Return the lines below that contain "humanbenchmark".

------ Data for the task ------

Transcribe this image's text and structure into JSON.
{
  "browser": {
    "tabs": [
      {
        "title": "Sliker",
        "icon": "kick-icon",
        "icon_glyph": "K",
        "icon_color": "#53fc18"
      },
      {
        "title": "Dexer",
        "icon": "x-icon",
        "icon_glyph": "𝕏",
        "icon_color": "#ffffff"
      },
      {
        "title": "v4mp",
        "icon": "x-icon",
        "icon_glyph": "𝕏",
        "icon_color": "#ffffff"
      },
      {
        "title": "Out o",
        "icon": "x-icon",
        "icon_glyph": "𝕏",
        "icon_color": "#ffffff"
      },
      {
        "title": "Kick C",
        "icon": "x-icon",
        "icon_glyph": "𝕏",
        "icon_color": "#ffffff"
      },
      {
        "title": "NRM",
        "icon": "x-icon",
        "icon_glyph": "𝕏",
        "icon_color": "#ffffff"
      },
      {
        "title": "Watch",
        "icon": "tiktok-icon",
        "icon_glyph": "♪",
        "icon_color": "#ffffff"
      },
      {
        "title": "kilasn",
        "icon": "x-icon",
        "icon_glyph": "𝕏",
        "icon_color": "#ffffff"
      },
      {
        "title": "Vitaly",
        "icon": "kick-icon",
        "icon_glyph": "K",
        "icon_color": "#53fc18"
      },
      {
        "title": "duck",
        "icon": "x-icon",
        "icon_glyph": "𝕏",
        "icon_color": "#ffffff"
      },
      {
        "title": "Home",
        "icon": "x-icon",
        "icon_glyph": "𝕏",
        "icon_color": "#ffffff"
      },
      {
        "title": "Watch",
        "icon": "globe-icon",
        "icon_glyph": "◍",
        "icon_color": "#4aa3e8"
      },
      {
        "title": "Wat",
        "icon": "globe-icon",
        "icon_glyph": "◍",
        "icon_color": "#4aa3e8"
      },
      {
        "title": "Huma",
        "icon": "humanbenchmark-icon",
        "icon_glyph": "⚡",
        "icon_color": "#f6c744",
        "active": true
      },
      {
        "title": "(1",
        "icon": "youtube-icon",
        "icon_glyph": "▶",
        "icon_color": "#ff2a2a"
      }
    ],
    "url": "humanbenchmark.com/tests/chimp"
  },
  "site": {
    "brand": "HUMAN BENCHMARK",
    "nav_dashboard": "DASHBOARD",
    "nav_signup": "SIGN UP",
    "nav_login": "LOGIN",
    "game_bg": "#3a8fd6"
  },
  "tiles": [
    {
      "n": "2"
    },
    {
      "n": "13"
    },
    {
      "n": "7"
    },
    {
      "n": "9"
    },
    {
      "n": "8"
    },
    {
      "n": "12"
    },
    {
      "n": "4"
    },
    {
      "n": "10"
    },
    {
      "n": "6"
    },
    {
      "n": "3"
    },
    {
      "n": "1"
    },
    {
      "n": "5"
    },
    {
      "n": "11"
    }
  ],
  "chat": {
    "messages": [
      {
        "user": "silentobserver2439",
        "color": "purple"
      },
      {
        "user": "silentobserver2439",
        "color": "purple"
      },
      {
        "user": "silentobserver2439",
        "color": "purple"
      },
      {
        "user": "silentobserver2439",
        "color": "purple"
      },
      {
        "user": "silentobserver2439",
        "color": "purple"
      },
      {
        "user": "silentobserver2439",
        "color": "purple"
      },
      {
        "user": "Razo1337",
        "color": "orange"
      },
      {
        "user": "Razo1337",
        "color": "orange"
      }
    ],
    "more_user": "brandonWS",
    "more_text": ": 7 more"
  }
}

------

| Answer area |
        "icon": "humanbenchmark-icon",
    "url": "humanbenchmark.com/tests/chimp"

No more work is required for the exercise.